_WORK TASK_. Line filter on the word "Tower": copy each matching line from the entries.

+++++

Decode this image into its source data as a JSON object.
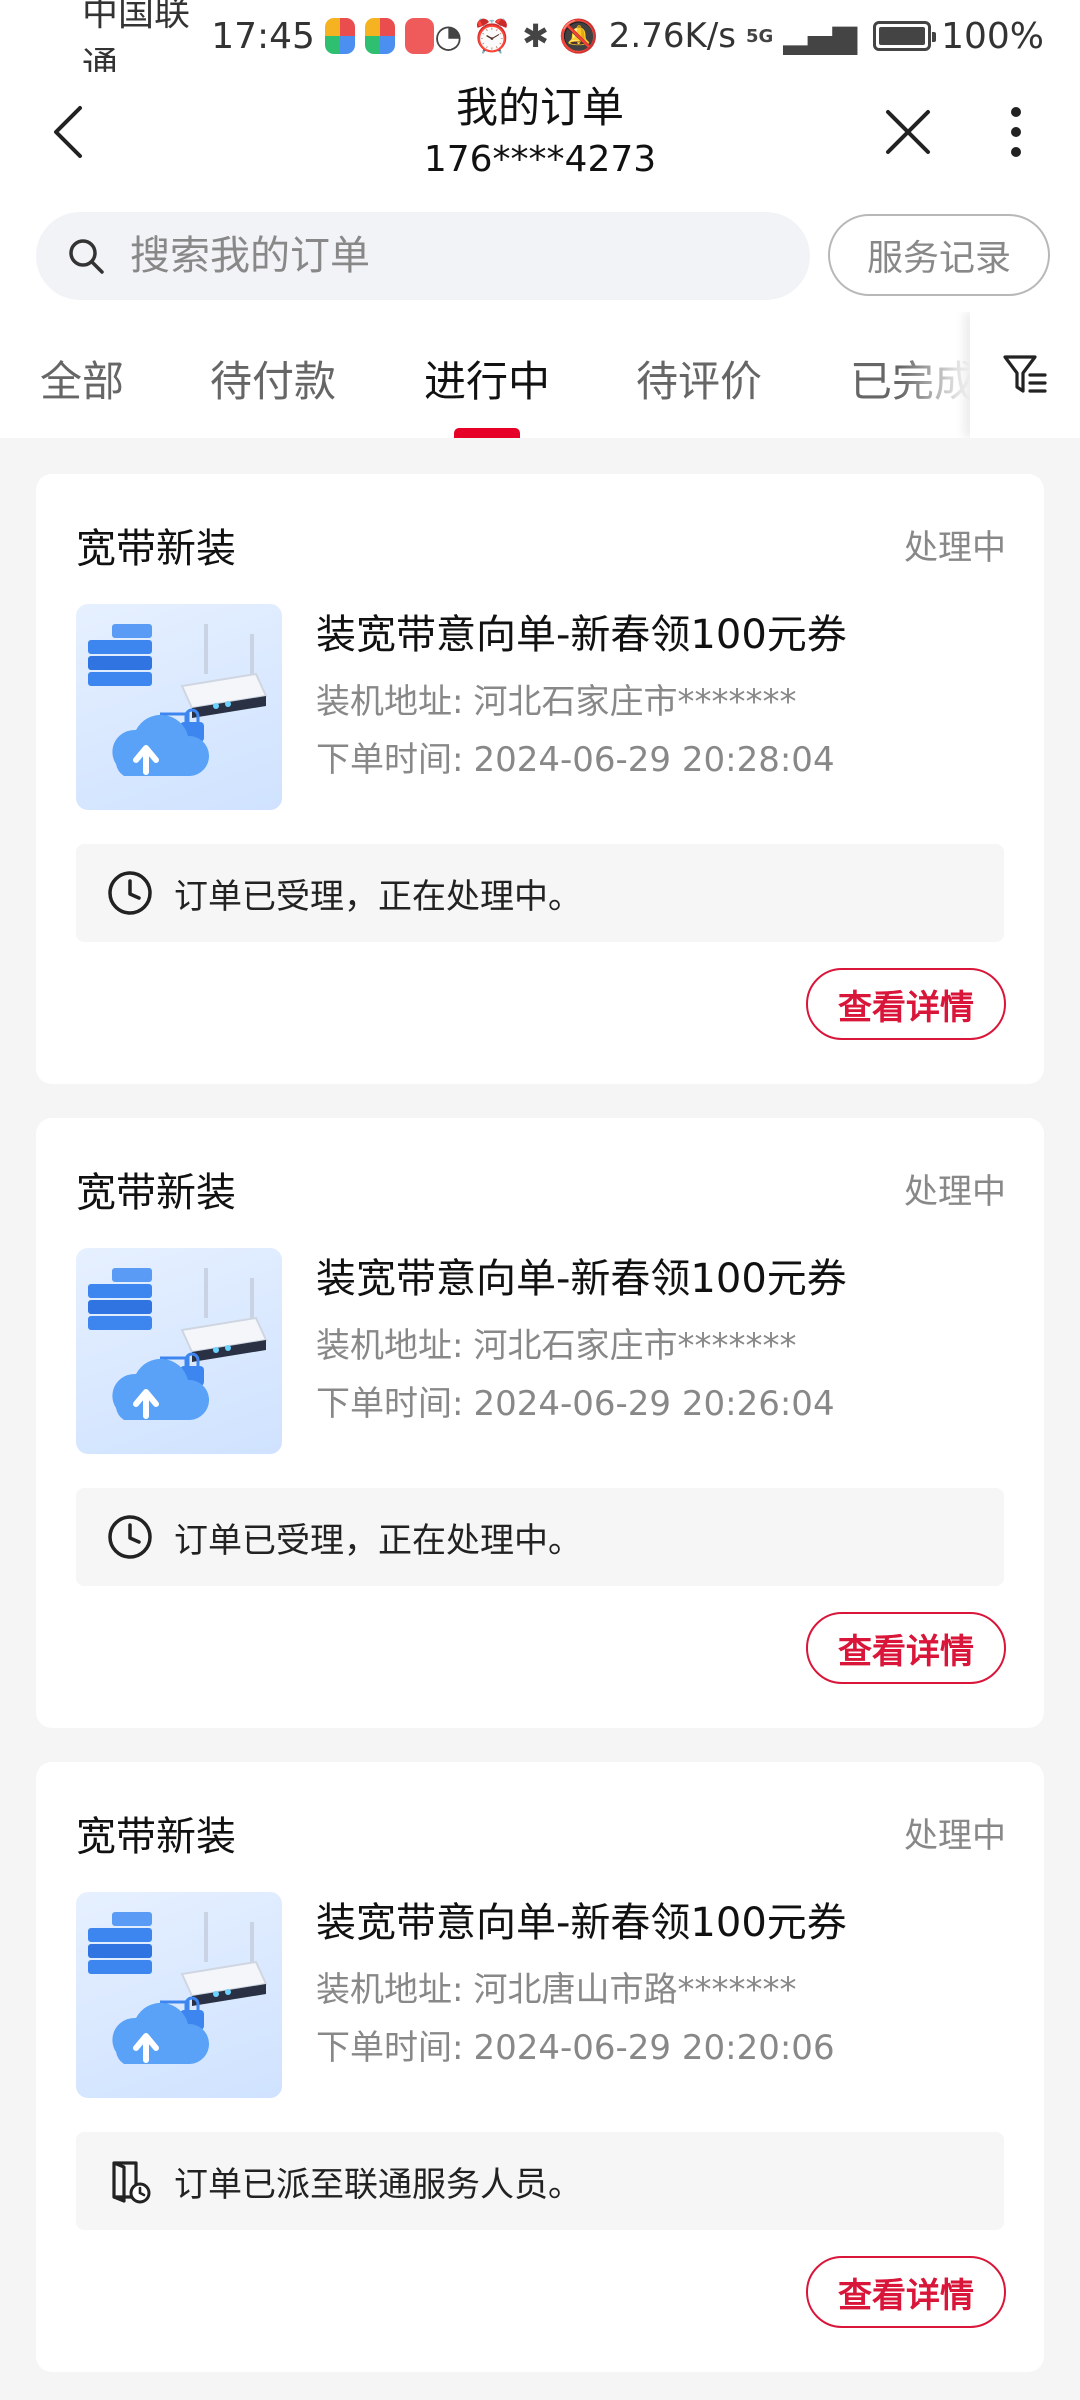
{
  "status_bar": {
    "carrier": "中国联通",
    "time": "17:45",
    "speed": "2.76K/s",
    "network": "5G",
    "battery": "100%"
  },
  "nav": {
    "title": "我的订单",
    "subtitle": "176****4273"
  },
  "search": {
    "placeholder": "搜索我的订单",
    "service_button": "服务记录"
  },
  "tabs": [
    {
      "label": "全部"
    },
    {
      "label": "待付款"
    },
    {
      "label": "进行中"
    },
    {
      "label": "待评价"
    },
    {
      "label": "已完成"
    }
  ],
  "active_tab_index": 2,
  "orders": [
    {
      "type": "宽带新装",
      "status": "处理中",
      "title": "装宽带意向单-新春领100元券",
      "address_label": "装机地址:",
      "address": "河北石家庄市*******",
      "time_label": "下单时间:",
      "time": "2024-06-29 20:28:04",
      "notice_icon": "clock-icon",
      "notice": "订单已受理，正在处理中。",
      "detail_button": "查看详情"
    },
    {
      "type": "宽带新装",
      "status": "处理中",
      "title": "装宽带意向单-新春领100元券",
      "address_label": "装机地址:",
      "address": "河北石家庄市*******",
      "time_label": "下单时间:",
      "time": "2024-06-29 20:26:04",
      "notice_icon": "clock-icon",
      "notice": "订单已受理，正在处理中。",
      "detail_button": "查看详情"
    },
    {
      "type": "宽带新装",
      "status": "处理中",
      "title": "装宽带意向单-新春领100元券",
      "address_label": "装机地址:",
      "address": "河北唐山市路*******",
      "time_label": "下单时间:",
      "time": "2024-06-29 20:20:06",
      "notice_icon": "dispatch-icon",
      "notice": "订单已派至联通服务人员。",
      "detail_button": "查看详情"
    }
  ],
  "colors": {
    "accent": "#e60027",
    "button_text": "#d9163a",
    "background": "#f5f5f5"
  }
}
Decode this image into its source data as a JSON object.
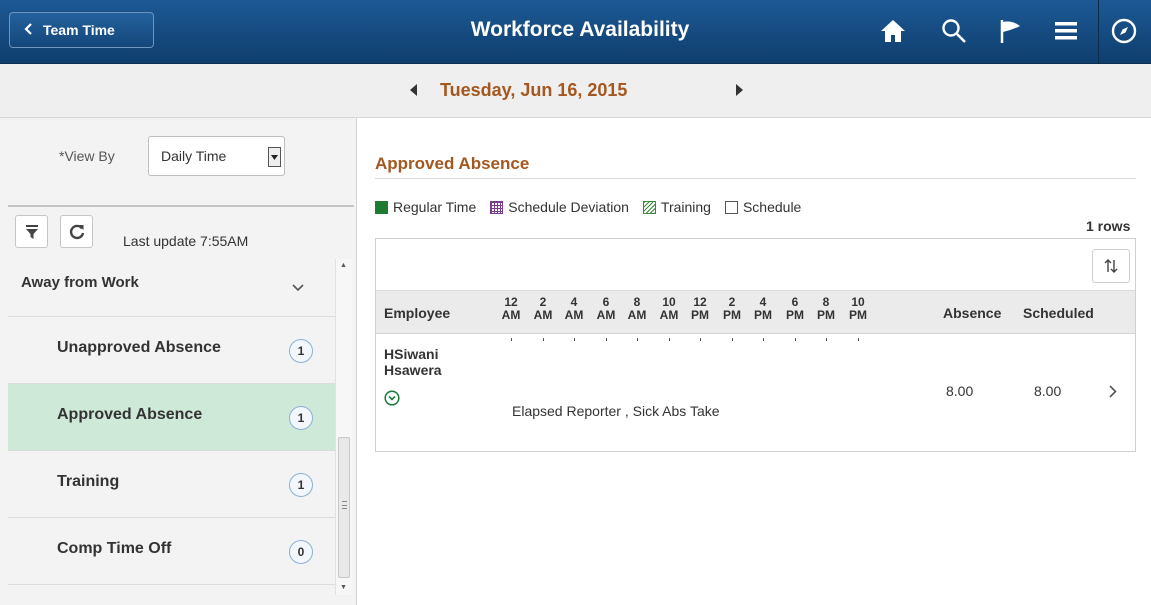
{
  "header": {
    "back_label": "Team Time",
    "title": "Workforce Availability",
    "icons": [
      "home-icon",
      "search-icon",
      "flag-icon",
      "menu-icon",
      "compass-icon"
    ]
  },
  "datebar": {
    "date": "Tuesday, Jun 16, 2015"
  },
  "left": {
    "view_by_label": "*View By",
    "view_by_value": "Daily Time",
    "last_update": "Last update 7:55AM",
    "group": {
      "title": "Away from Work",
      "items": [
        {
          "label": "Unapproved Absence",
          "count": "1"
        },
        {
          "label": "Approved Absence",
          "count": "1"
        },
        {
          "label": "Training",
          "count": "1"
        },
        {
          "label": "Comp Time Off",
          "count": "0"
        }
      ]
    }
  },
  "main": {
    "section_title": "Approved Absence",
    "legend": [
      {
        "label": "Regular Time",
        "color": "#1e7b34"
      },
      {
        "label": "Schedule Deviation",
        "color": "#7b3b8f"
      },
      {
        "label": "Training",
        "color": "#3a8a3a"
      },
      {
        "label": "Schedule",
        "color": "#ffffff"
      }
    ],
    "rows_count": "1 rows",
    "columns": {
      "employee": "Employee",
      "absence": "Absence",
      "scheduled": "Scheduled"
    },
    "hours": [
      {
        "num": "12",
        "ampm": "AM"
      },
      {
        "num": "2",
        "ampm": "AM"
      },
      {
        "num": "4",
        "ampm": "AM"
      },
      {
        "num": "6",
        "ampm": "AM"
      },
      {
        "num": "8",
        "ampm": "AM"
      },
      {
        "num": "10",
        "ampm": "AM"
      },
      {
        "num": "12",
        "ampm": "PM"
      },
      {
        "num": "2",
        "ampm": "PM"
      },
      {
        "num": "4",
        "ampm": "PM"
      },
      {
        "num": "6",
        "ampm": "PM"
      },
      {
        "num": "8",
        "ampm": "PM"
      },
      {
        "num": "10",
        "ampm": "PM"
      }
    ],
    "rows": [
      {
        "employee": "HSiwani Hsawera",
        "description": "Elapsed Reporter , Sick Abs Take",
        "absence": "8.00",
        "scheduled": "8.00"
      }
    ]
  },
  "colors": {
    "header_bg": "#174f86",
    "accent_orange": "#a4571f",
    "selected_item": "#cfe9d8"
  }
}
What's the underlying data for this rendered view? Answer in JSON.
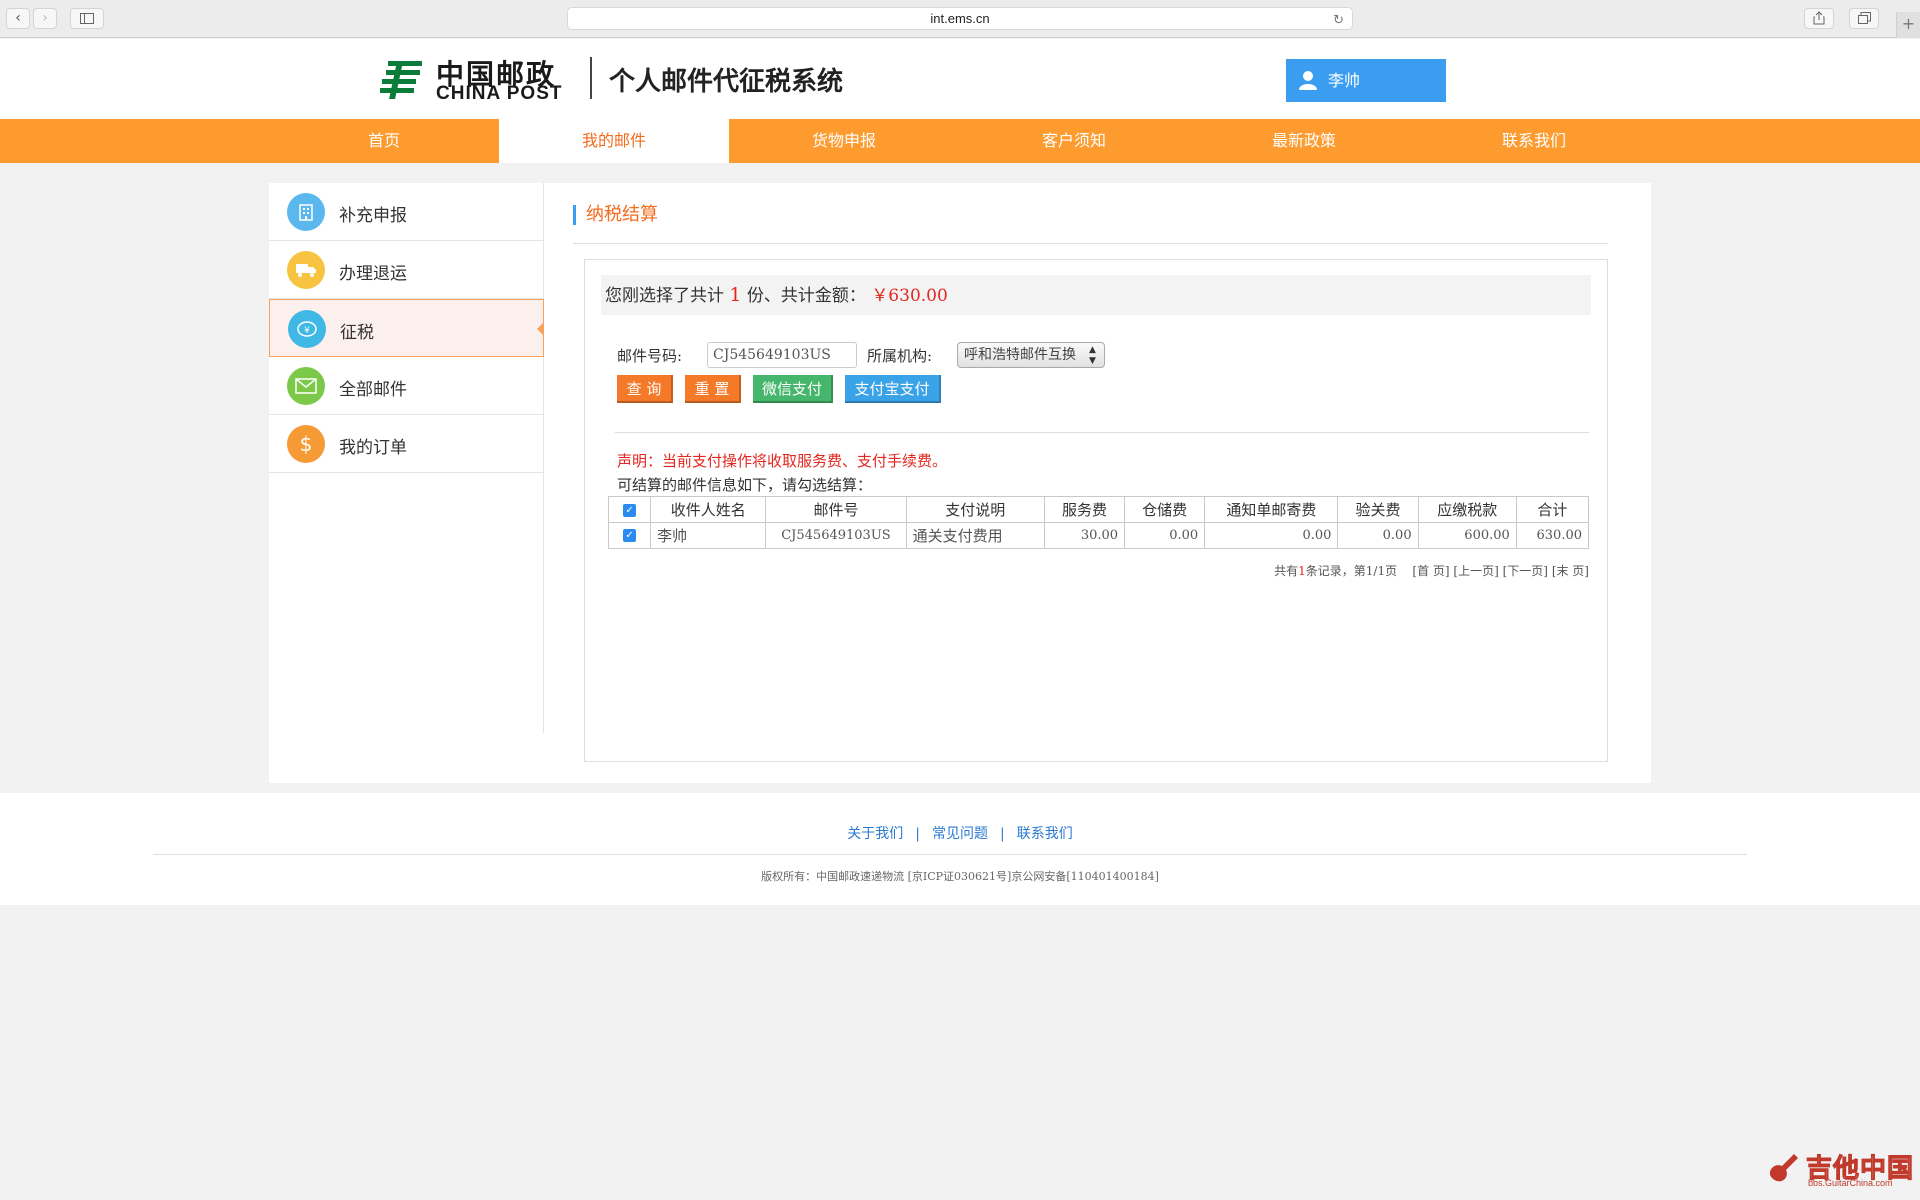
{
  "browser": {
    "url": "int.ems.cn",
    "plus": "+"
  },
  "header": {
    "logo_cn": "中国邮政",
    "logo_en": "CHINA POST",
    "system_title": "个人邮件代征税系统",
    "user_name": "李帅"
  },
  "nav": {
    "items": [
      "首页",
      "我的邮件",
      "货物申报",
      "客户须知",
      "最新政策",
      "联系我们"
    ],
    "active": "我的邮件"
  },
  "sidebar": {
    "items": [
      {
        "label": "补充申报",
        "icon": "building-icon",
        "color": "#5bb8ef"
      },
      {
        "label": "办理退运",
        "icon": "truck-icon",
        "color": "#f7c340"
      },
      {
        "label": "征税",
        "icon": "tax-icon",
        "color": "#3fb8e6"
      },
      {
        "label": "全部邮件",
        "icon": "mail-icon",
        "color": "#7cc94a"
      },
      {
        "label": "我的订单",
        "icon": "dollar-icon",
        "color": "#f69a35"
      }
    ],
    "active": "征税"
  },
  "content": {
    "section_title": "纳税结算",
    "summary_prefix": "您刚选择了共计",
    "summary_count": "1",
    "summary_mid": "份、共计金额：",
    "summary_amount": "￥630.00",
    "form": {
      "mail_no_label": "邮件号码:",
      "mail_no_value": "CJ545649103US",
      "org_label": "所属机构:",
      "org_value": "呼和浩特邮件互换",
      "query_btn": "查 询",
      "reset_btn": "重 置",
      "wechat_btn": "微信支付",
      "alipay_btn": "支付宝支付"
    },
    "notice": "声明：当前支付操作将收取服务费、支付手续费。",
    "hint": "可结算的邮件信息如下，请勾选结算：",
    "table": {
      "headers": [
        "收件人姓名",
        "邮件号",
        "支付说明",
        "服务费",
        "仓储费",
        "通知单邮寄费",
        "验关费",
        "应缴税款",
        "合计"
      ],
      "rows": [
        {
          "name": "李帅",
          "mail_no": "CJ545649103US",
          "desc": "通关支付费用",
          "service": "30.00",
          "storage": "0.00",
          "notice_fee": "0.00",
          "inspect": "0.00",
          "tax": "600.00",
          "total": "630.00"
        }
      ]
    },
    "pager": {
      "prefix": "共有",
      "count": "1",
      "suffix": "条记录，第1/1页",
      "first": "[首 页]",
      "prev": "[上一页]",
      "next": "[下一页]",
      "last": "[末 页]"
    }
  },
  "footer": {
    "links": [
      "关于我们",
      "常见问题",
      "联系我们"
    ],
    "separator": "|",
    "copyright": "版权所有：中国邮政速递物流 [京ICP证030621号]京公网安备[110401400184]"
  },
  "watermark": {
    "text": "吉他中国",
    "sub": "bbs.GuitarChina.com"
  }
}
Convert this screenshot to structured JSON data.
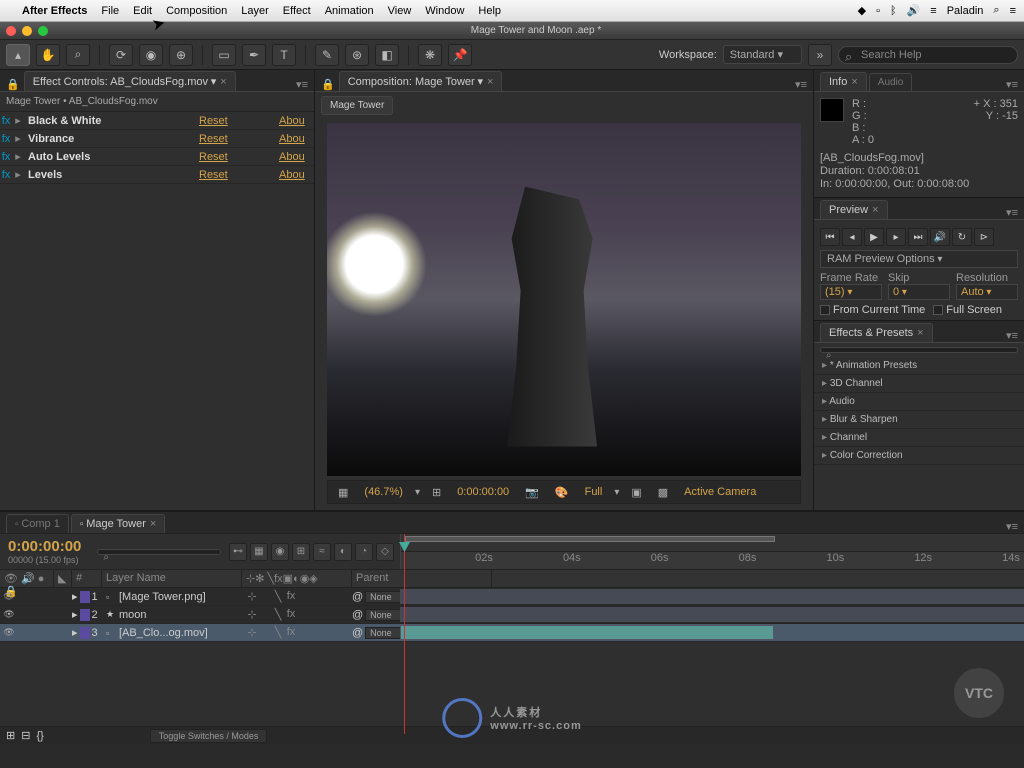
{
  "menubar": {
    "apple": "",
    "app": "After Effects",
    "items": [
      "File",
      "Edit",
      "Composition",
      "Layer",
      "Effect",
      "Animation",
      "View",
      "Window",
      "Help"
    ],
    "user": "Paladin"
  },
  "window": {
    "title": "Mage Tower and Moon .aep *"
  },
  "toolbar": {
    "workspace_label": "Workspace:",
    "workspace_value": "Standard",
    "search_placeholder": "Search Help"
  },
  "effect_controls": {
    "tab": "Effect Controls: AB_CloudsFog.mov",
    "breadcrumb": "Mage Tower • AB_CloudsFog.mov",
    "reset_label": "Reset",
    "about_label": "Abou",
    "effects": [
      {
        "name": "Black & White"
      },
      {
        "name": "Vibrance"
      },
      {
        "name": "Auto Levels"
      },
      {
        "name": "Levels"
      }
    ]
  },
  "composition": {
    "tab": "Composition: Mage Tower",
    "subtab": "Mage Tower",
    "zoom": "(46.7%)",
    "time": "0:00:00:00",
    "resolution": "Full",
    "camera": "Active Camera"
  },
  "info": {
    "tab1": "Info",
    "tab2": "Audio",
    "r": "R :",
    "g": "G :",
    "b": "B :",
    "a": "A :  0",
    "x": "X : 351",
    "y": "Y : -15",
    "footage_name": "[AB_CloudsFog.mov]",
    "duration": "Duration: 0:00:08:01",
    "inout": "In: 0:00:00:00, Out: 0:00:08:00"
  },
  "preview": {
    "tab": "Preview",
    "ram_label": "RAM Preview Options",
    "frame_rate_label": "Frame Rate",
    "frame_rate_value": "(15)",
    "skip_label": "Skip",
    "skip_value": "0",
    "resolution_label": "Resolution",
    "resolution_value": "Auto",
    "from_current": "From Current Time",
    "full_screen": "Full Screen"
  },
  "effects_presets": {
    "tab": "Effects & Presets",
    "search_placeholder": "",
    "items": [
      "* Animation Presets",
      "3D Channel",
      "Audio",
      "Blur & Sharpen",
      "Channel",
      "Color Correction"
    ]
  },
  "timeline": {
    "tab1": "Comp 1",
    "tab2": "Mage Tower",
    "timecode": "0:00:00:00",
    "fps": "00000 (15.00 fps)",
    "search_placeholder": "",
    "col_layer": "Layer Name",
    "col_parent": "Parent",
    "parent_none": "None",
    "ruler_marks": [
      "",
      "02s",
      "04s",
      "06s",
      "08s",
      "10s",
      "12s",
      "14s"
    ],
    "layers": [
      {
        "idx": "1",
        "name": "[Mage Tower.png]",
        "icon": "▫"
      },
      {
        "idx": "2",
        "name": "moon",
        "icon": "★"
      },
      {
        "idx": "3",
        "name": "[AB_Clo...og.mov]",
        "icon": "▫"
      }
    ],
    "toggle_label": "Toggle Switches / Modes"
  },
  "watermark": {
    "text": "人人素材",
    "url": "www.rr-sc.com",
    "vtc": "VTC"
  }
}
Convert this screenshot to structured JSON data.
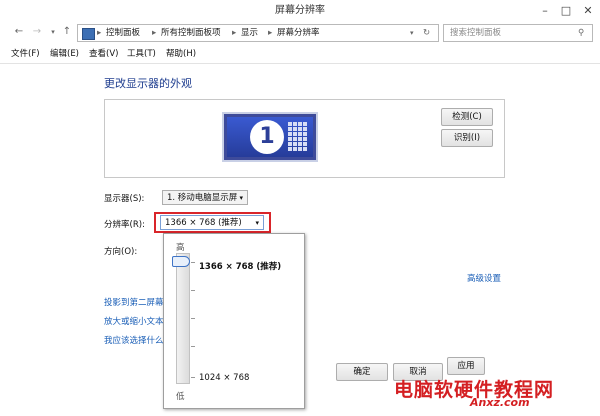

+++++

_COMPLETED EXERCISE_.
    "title": "Mage Tower and Moon .aep *"
    "breadcrumb": "Mage Tower • AB_CloudsFog.mov",
    "tab": "Composition: Mage Tower",
    "subtab": "Mage Tower",
    "tab2": "Mage Tower",
        "name": "[Mage Tower.png]",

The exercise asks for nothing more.